* _SOURCE INFORMATION_:
════════════════

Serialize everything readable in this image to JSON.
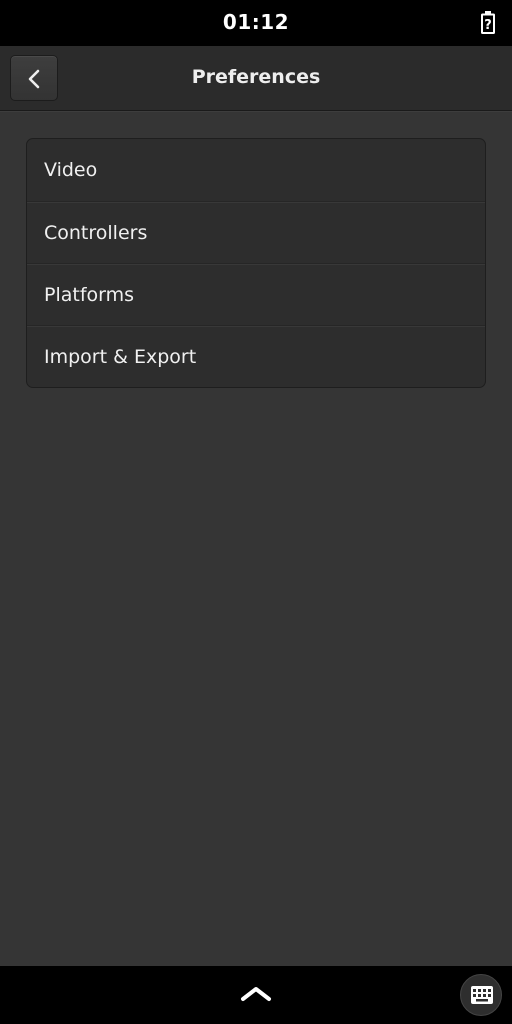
{
  "status_bar": {
    "time": "01:12",
    "battery_icon": "battery-unknown-icon",
    "battery_glyph": "?"
  },
  "header": {
    "title": "Preferences",
    "back_icon": "chevron-left-icon"
  },
  "menu": {
    "items": [
      {
        "label": "Video"
      },
      {
        "label": "Controllers"
      },
      {
        "label": "Platforms"
      },
      {
        "label": "Import & Export"
      }
    ]
  },
  "bottom_bar": {
    "up_icon": "chevron-up-icon",
    "keyboard_icon": "keyboard-icon"
  },
  "colors": {
    "background": "#353535",
    "header": "#2b2b2b",
    "list_background": "#2d2d2d",
    "bars": "#000000",
    "text": "#f0f0f0"
  }
}
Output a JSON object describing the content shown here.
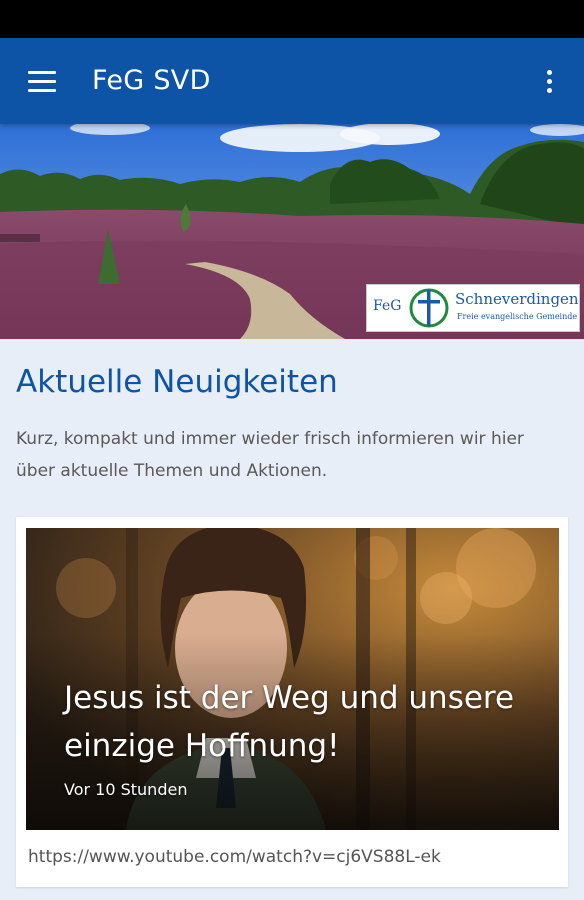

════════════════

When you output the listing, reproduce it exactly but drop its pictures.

* _ANSWER_:
Serialize everything readable in this image to JSON.
{
  "status_bar": {
    "time": "01:12",
    "battery_icon": "battery-unknown-icon",
    "battery_glyph": "?"
  },
  "header": {
    "title": "Preferences",
    "back_icon": "chevron-left-icon"
  },
  "menu": {
    "items": [
      {
        "label": "Video"
      },
      {
        "label": "Controllers"
      },
      {
        "label": "Platforms"
      },
      {
        "label": "Import & Export"
      }
    ]
  },
  "bottom_bar": {
    "up_icon": "chevron-up-icon",
    "keyboard_icon": "keyboard-icon"
  },
  "colors": {
    "background": "#353535",
    "header": "#2b2b2b",
    "list_background": "#2d2d2d",
    "bars": "#000000",
    "text": "#f0f0f0"
  }
}
Output a JSON object describing the content shown here.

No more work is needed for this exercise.